# WHAT THE TASK REQUIRES
All of the data, except its images, should be set down exactly as it appears.

# DATA SUPPLIED
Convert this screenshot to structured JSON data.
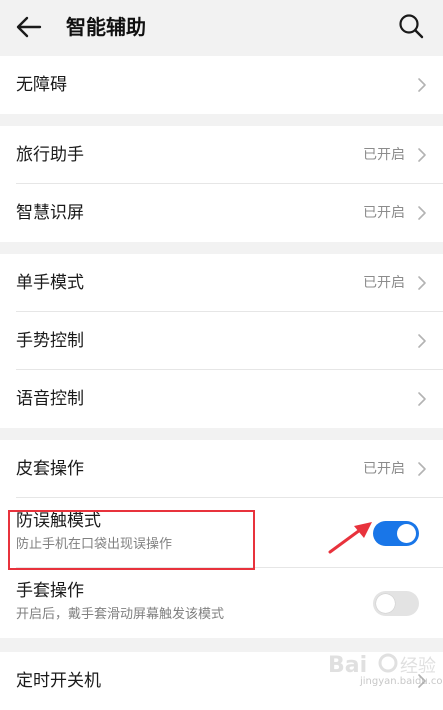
{
  "header": {
    "title": "智能辅助",
    "back_icon": "arrow-left-icon",
    "search_icon": "search-icon"
  },
  "groups": [
    {
      "items": [
        {
          "title": "无障碍",
          "status": "",
          "control": "chevron"
        }
      ]
    },
    {
      "items": [
        {
          "title": "旅行助手",
          "status": "已开启",
          "control": "chevron"
        },
        {
          "title": "智慧识屏",
          "status": "已开启",
          "control": "chevron"
        }
      ]
    },
    {
      "items": [
        {
          "title": "单手模式",
          "status": "已开启",
          "control": "chevron"
        },
        {
          "title": "手势控制",
          "status": "",
          "control": "chevron"
        },
        {
          "title": "语音控制",
          "status": "",
          "control": "chevron"
        }
      ]
    },
    {
      "items": [
        {
          "title": "皮套操作",
          "status": "已开启",
          "control": "chevron"
        },
        {
          "title": "防误触模式",
          "subtitle": "防止手机在口袋出现误操作",
          "control": "toggle",
          "toggle_on": true
        },
        {
          "title": "手套操作",
          "subtitle": "开启后，戴手套滑动屏幕触发该模式",
          "control": "toggle",
          "toggle_on": false
        }
      ]
    },
    {
      "items": [
        {
          "title": "定时开关机",
          "status": "",
          "control": "chevron"
        }
      ]
    }
  ],
  "annotation": {
    "highlight_color": "#e8323c",
    "arrow_color": "#e8323c"
  },
  "watermark": {
    "text": "jingyan.baidu.com"
  },
  "colors": {
    "accent": "#1976e8",
    "background": "#f2f2f2",
    "card": "#ffffff"
  }
}
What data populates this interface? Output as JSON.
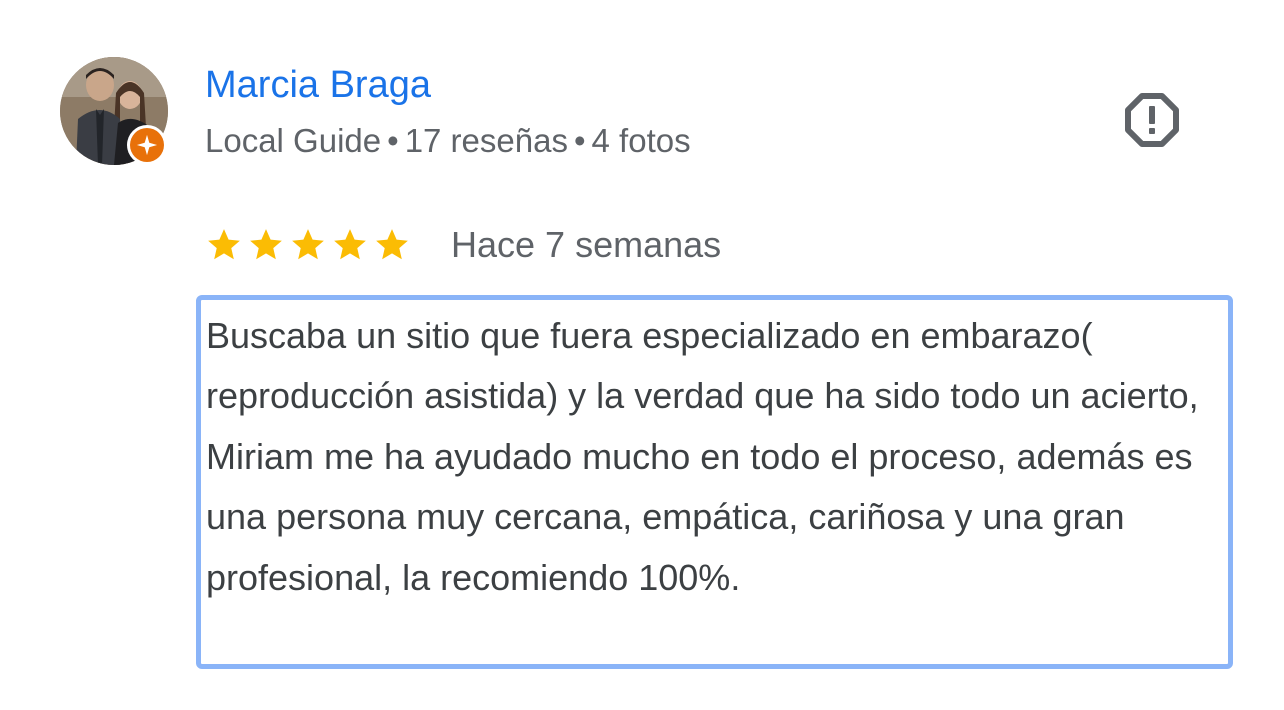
{
  "author": {
    "name": "Marcia Braga",
    "badge": "Local Guide",
    "reviews": "17 reseñas",
    "photos": "4 fotos",
    "separator": "•",
    "avatar_icon": "profile-photo",
    "badge_icon": "local-guide-star-icon"
  },
  "actions": {
    "report_icon": "report-flag-icon"
  },
  "review": {
    "rating": 5,
    "rating_max": 5,
    "date": "Hace 7 semanas",
    "text": "Buscaba un sitio que fuera especializado en embarazo( reproducción asistida) y la verdad que ha sido todo un acierto, Miriam me ha ayudado mucho en todo el proceso, además es una persona muy cercana, empática, cariñosa y una gran profesional, la recomiendo 100%."
  },
  "colors": {
    "name": "#1a73e8",
    "meta": "#5f6368",
    "star": "#fbbc04",
    "badge": "#e8710a",
    "selection_border": "#8ab4f8",
    "body_text": "#3c4043"
  }
}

# PROBLEM SOLUTION
Convert this screenshot to structured JSON data.
{
  "header": {
    "title": "智能辅助",
    "back_icon": "arrow-left-icon",
    "search_icon": "search-icon"
  },
  "groups": [
    {
      "items": [
        {
          "title": "无障碍",
          "status": "",
          "control": "chevron"
        }
      ]
    },
    {
      "items": [
        {
          "title": "旅行助手",
          "status": "已开启",
          "control": "chevron"
        },
        {
          "title": "智慧识屏",
          "status": "已开启",
          "control": "chevron"
        }
      ]
    },
    {
      "items": [
        {
          "title": "单手模式",
          "status": "已开启",
          "control": "chevron"
        },
        {
          "title": "手势控制",
          "status": "",
          "control": "chevron"
        },
        {
          "title": "语音控制",
          "status": "",
          "control": "chevron"
        }
      ]
    },
    {
      "items": [
        {
          "title": "皮套操作",
          "status": "已开启",
          "control": "chevron"
        },
        {
          "title": "防误触模式",
          "subtitle": "防止手机在口袋出现误操作",
          "control": "toggle",
          "toggle_on": true
        },
        {
          "title": "手套操作",
          "subtitle": "开启后，戴手套滑动屏幕触发该模式",
          "control": "toggle",
          "toggle_on": false
        }
      ]
    },
    {
      "items": [
        {
          "title": "定时开关机",
          "status": "",
          "control": "chevron"
        }
      ]
    }
  ],
  "annotation": {
    "highlight_color": "#e8323c",
    "arrow_color": "#e8323c"
  },
  "watermark": {
    "text": "jingyan.baidu.com"
  },
  "colors": {
    "accent": "#1976e8",
    "background": "#f2f2f2",
    "card": "#ffffff"
  }
}
What data populates this interface? Output as JSON.
{
  "author": {
    "name": "Marcia Braga",
    "badge": "Local Guide",
    "reviews": "17 reseñas",
    "photos": "4 fotos",
    "separator": "•",
    "avatar_icon": "profile-photo",
    "badge_icon": "local-guide-star-icon"
  },
  "actions": {
    "report_icon": "report-flag-icon"
  },
  "review": {
    "rating": 5,
    "rating_max": 5,
    "date": "Hace 7 semanas",
    "text": "Buscaba un sitio que fuera especializado en embarazo( reproducción asistida) y la verdad que ha sido todo un acierto, Miriam me ha ayudado mucho en todo el proceso, además es una persona muy cercana, empática, cariñosa y una gran profesional, la recomiendo 100%."
  },
  "colors": {
    "name": "#1a73e8",
    "meta": "#5f6368",
    "star": "#fbbc04",
    "badge": "#e8710a",
    "selection_border": "#8ab4f8",
    "body_text": "#3c4043"
  }
}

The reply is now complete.